I hid AC, the circle, and both normals. Segment AB was a completely independent object, and point E was free to move along the second “height” normal. I measured AE and repeated the previous construction to create the area 15 triangle. Because BE was part of a cevian, I drew line BE to determine point J on the normal defining the final vertex of the area 15 triangle.
Again, I hid all of my constructions and repeated the process to create the final vertex, K, of the area 8 triangle off side BE of the area 20 triangle. Extending segments AJ and BK defined point L, the final vertex of the quadrilateral. Laying a quadrilateral in the figure let me compute its area. Moving points A, B, and E around the screen and seeing the areas remain fixed is pretty compelling evidence that the quadrilateral’s area is always 27, and Tatiana’s proof showed why. You can play with my final construction on GeoGebra Tube here.
Then Tatiana emailed me a much shorter proof.
Tatiana’s Short Solution:
Reversing the logic of her first solution, Tatiana reasoned that equivalent-altitude triangles had equal base and area ratios.

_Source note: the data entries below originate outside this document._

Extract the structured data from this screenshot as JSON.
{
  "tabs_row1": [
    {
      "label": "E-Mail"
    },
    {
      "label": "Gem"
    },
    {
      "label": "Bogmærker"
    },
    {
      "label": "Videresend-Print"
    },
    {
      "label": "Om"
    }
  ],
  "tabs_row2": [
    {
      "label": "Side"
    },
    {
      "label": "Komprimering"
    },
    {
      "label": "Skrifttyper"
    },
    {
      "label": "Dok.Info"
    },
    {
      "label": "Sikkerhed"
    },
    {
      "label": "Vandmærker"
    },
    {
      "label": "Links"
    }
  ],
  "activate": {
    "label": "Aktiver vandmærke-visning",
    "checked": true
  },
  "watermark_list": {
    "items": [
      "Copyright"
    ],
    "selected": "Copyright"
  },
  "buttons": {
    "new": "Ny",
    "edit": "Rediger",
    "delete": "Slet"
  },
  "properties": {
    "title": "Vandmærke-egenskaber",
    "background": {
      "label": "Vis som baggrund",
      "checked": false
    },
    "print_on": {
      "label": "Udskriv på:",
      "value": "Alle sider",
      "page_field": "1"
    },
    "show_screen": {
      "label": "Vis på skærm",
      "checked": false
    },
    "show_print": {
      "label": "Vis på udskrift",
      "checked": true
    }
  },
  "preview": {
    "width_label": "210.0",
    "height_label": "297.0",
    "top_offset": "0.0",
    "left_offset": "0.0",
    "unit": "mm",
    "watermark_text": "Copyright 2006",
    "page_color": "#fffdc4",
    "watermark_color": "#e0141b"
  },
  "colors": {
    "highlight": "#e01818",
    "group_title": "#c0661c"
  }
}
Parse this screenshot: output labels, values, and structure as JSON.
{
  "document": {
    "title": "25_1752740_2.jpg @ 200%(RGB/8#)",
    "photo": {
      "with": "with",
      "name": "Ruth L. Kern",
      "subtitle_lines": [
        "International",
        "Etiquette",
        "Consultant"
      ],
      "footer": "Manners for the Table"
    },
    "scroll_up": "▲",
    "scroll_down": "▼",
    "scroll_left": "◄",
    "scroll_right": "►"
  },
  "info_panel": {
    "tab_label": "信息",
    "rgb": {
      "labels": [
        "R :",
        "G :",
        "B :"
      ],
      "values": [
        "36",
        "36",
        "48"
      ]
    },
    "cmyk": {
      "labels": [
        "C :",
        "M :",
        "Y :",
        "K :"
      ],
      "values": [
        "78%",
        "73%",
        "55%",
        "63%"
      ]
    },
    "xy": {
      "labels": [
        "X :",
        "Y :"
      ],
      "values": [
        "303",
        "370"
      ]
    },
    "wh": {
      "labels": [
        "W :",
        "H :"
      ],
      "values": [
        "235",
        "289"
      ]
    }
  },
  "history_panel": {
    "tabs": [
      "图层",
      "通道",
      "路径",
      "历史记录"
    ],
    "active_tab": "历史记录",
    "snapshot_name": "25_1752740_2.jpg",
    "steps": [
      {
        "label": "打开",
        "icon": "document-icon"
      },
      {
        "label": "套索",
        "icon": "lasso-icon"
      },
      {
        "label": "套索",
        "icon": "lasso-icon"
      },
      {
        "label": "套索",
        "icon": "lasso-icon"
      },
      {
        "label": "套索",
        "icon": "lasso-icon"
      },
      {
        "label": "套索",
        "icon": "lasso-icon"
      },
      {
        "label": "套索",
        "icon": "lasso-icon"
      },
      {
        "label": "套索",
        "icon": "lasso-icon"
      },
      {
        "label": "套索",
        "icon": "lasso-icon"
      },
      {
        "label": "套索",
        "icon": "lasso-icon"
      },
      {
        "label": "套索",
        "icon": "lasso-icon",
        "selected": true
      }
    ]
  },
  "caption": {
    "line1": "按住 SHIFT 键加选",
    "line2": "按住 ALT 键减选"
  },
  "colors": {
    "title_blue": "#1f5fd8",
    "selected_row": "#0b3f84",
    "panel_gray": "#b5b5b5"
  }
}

And the sum of X and Y gave the quadrilateral’s area.
This problem was entertaining both in the solution and the multiple ways we found it. Creating the dynamic construction gave insights into the critical features of the problem.
Here are some potential extensions I developed for this problem. I haven’t fully explored any of them yet, hoping some of my geometry students this year might take up the exploration challenge. I’d love to hear if any of my readers have any further suggestions.
- It might be interesting to create an even more dynamic construction with the areas of the three given triangles defined by sliders.
- Can the quadrilateral’s area be expressed as a closed-form function of the areas of the three given triangles.
- What happens on the boundaries of this problem? That is, what happens if one of the side triangles was a degenerate with area 0? What would happen to the quadrilateral? Would would be the corresponding affect on the area formula from extension 2?
- Extending 3 even further, if both given side triangles were degenerates with area 0, it seems that the area formula from extension 2 should collapse to the area of the final given non-zero triangle, but does it?
Thanks again, Five Triangles, for another great problem!